Speaking about her trip, Shah shared: “Initially we were expecting about 200 people each day, over the three days of the eye camp. We actually saw 1300 people for an eye test – more than double what we had anticipated. People started queuing three hours before the clinic opened at 8am, just to make sure they could get in.”
Shah added: “It was very busy, but it’s the best thing I’ve done in my life. Our work helped change the lives of people unable to afford to feed themselves, let alone pay for eye care or medical bills.”
“‘There was a 19-month-old baby who had a significant squint and could just not see at all. They had a very high prescription. We had a lot of children’s glasses donated by colleagues and friends, so it was really good to be able to help that baby to see as well as treat their squint at the hospital.
“There was also a lady with broken glasses. She had been struggling with them for three years because she just couldn’t afford to get any new glasses. Thanks to the donations, she could have another pair.
‘”We had loads of kids come in. There was one 15-year-old boy whose teacher thought he was misbehaving because he couldn’t focus in class. But he couldn’t see anything beyond arms-length.
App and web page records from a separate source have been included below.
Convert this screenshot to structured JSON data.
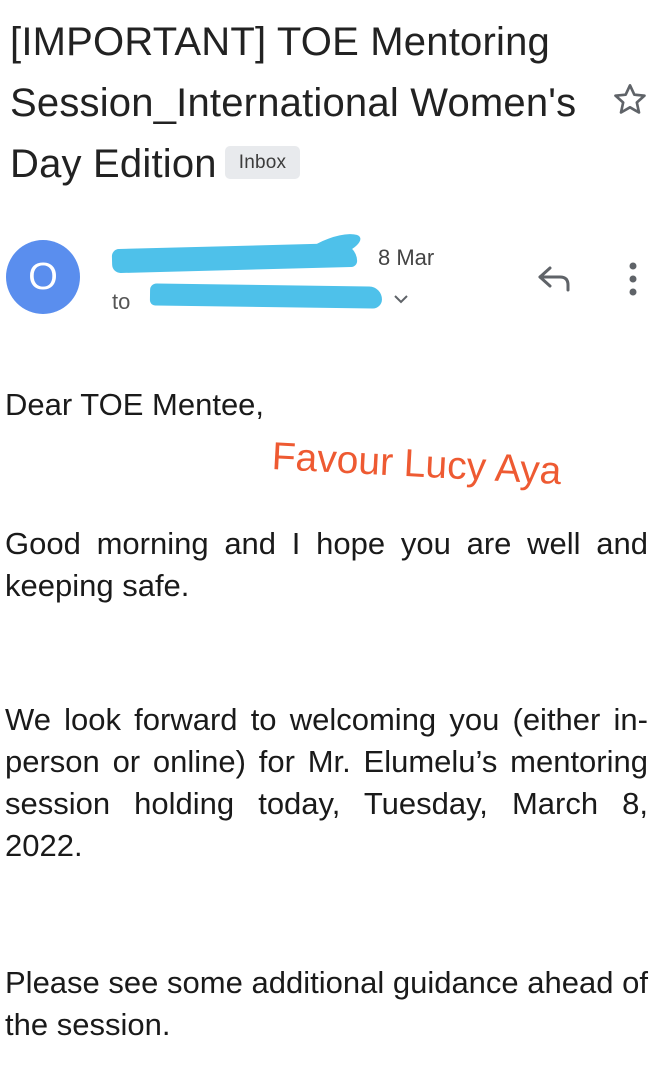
{
  "email": {
    "subject": "[IMPORTANT] TOE Mentoring Session_International Women's Day Edition",
    "label": "Inbox",
    "sender_initial": "O",
    "date": "8 Mar",
    "to_prefix": "to",
    "greeting": "Dear TOE Mentee,",
    "watermark": "Favour Lucy Aya",
    "paragraphs": [
      "Good morning and I hope you are well and keeping safe.",
      "We look forward to welcoming you (either in-person or online) for Mr. Elumelu’s mentoring session holding today, Tuesday, March 8, 2022.",
      "Please see some additional guidance ahead of the session."
    ]
  },
  "colors": {
    "avatar_bg": "#5a8eee",
    "redaction": "#4ec1ea",
    "watermark": "#ee5a32",
    "badge_bg": "#e8eaed"
  },
  "icons": {
    "star": "star-outline-icon",
    "reply": "reply-icon",
    "more": "more-vert-icon",
    "expand": "chevron-down-icon"
  }
}
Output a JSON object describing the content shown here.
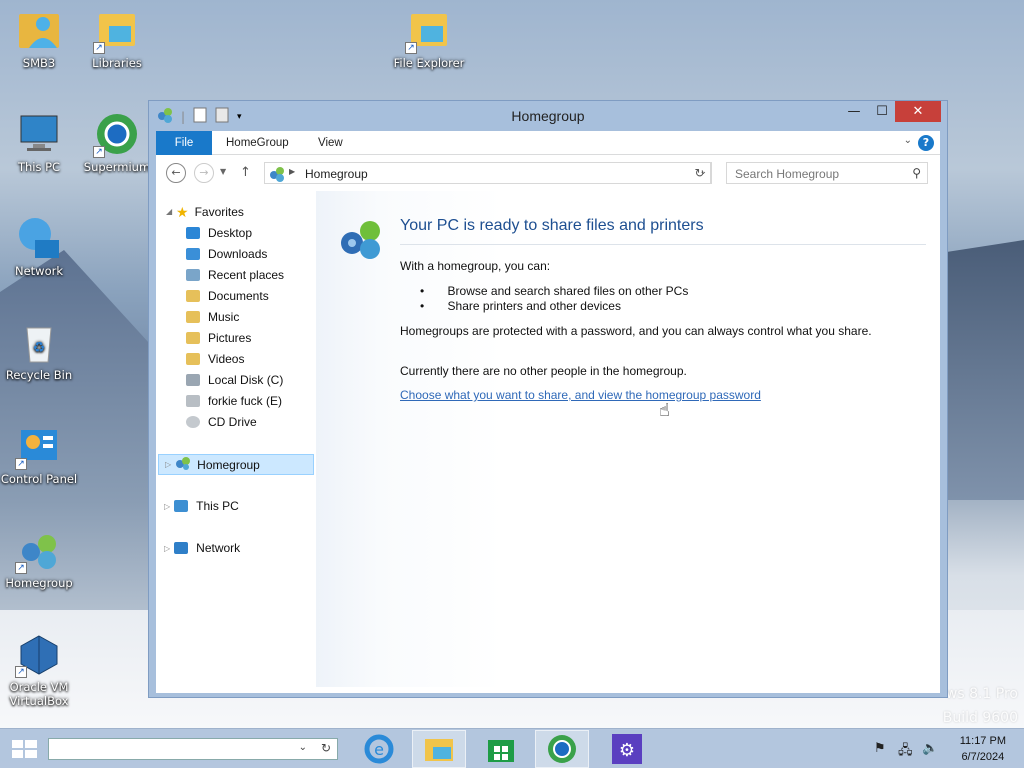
{
  "desktop": {
    "icons": [
      {
        "label": "SMB3"
      },
      {
        "label": "Libraries"
      },
      {
        "label": "File Explorer"
      },
      {
        "label": "This PC"
      },
      {
        "label": "Supermium"
      },
      {
        "label": "Network"
      },
      {
        "label": "Recycle Bin"
      },
      {
        "label": "Control Panel"
      },
      {
        "label": "Homegroup"
      },
      {
        "label": "Oracle VM VirtualBox"
      }
    ],
    "watermark": {
      "line1": "ws 8.1 Pro",
      "line2": "Build 9600"
    }
  },
  "window": {
    "title": "Homegroup",
    "ribbon_tabs": [
      "File",
      "HomeGroup",
      "View"
    ],
    "address": "Homegroup",
    "search_placeholder": "Search Homegroup",
    "nav": {
      "favorites": "Favorites",
      "items": [
        "Desktop",
        "Downloads",
        "Recent places",
        "Documents",
        "Music",
        "Pictures",
        "Videos",
        "Local Disk (C)",
        "forkie fuck (E)",
        "CD Drive"
      ],
      "homegroup": "Homegroup",
      "thispc": "This PC",
      "network": "Network"
    },
    "content": {
      "heading": "Your PC is ready to share files and printers",
      "intro": "With a homegroup, you can:",
      "bullets": [
        "Browse and search shared files on other PCs",
        "Share printers and other devices"
      ],
      "protected": "Homegroups are protected with a password, and you can always control what you share.",
      "no_people": "Currently there are no other people in the homegroup.",
      "link": "Choose what you want to share, and view the homegroup password"
    }
  },
  "taskbar": {
    "time": "11:17 PM",
    "date": "6/7/2024"
  },
  "colors": {
    "accent": "#1979ca",
    "link": "#2f69b8",
    "close": "#c7403a"
  }
}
When he put on his new glasses, he was so happy that he could focus on his studies.
“We had people come in from the hospital for deaf people nearby so that they could get eye care. It was an absolute privilege to treat them.”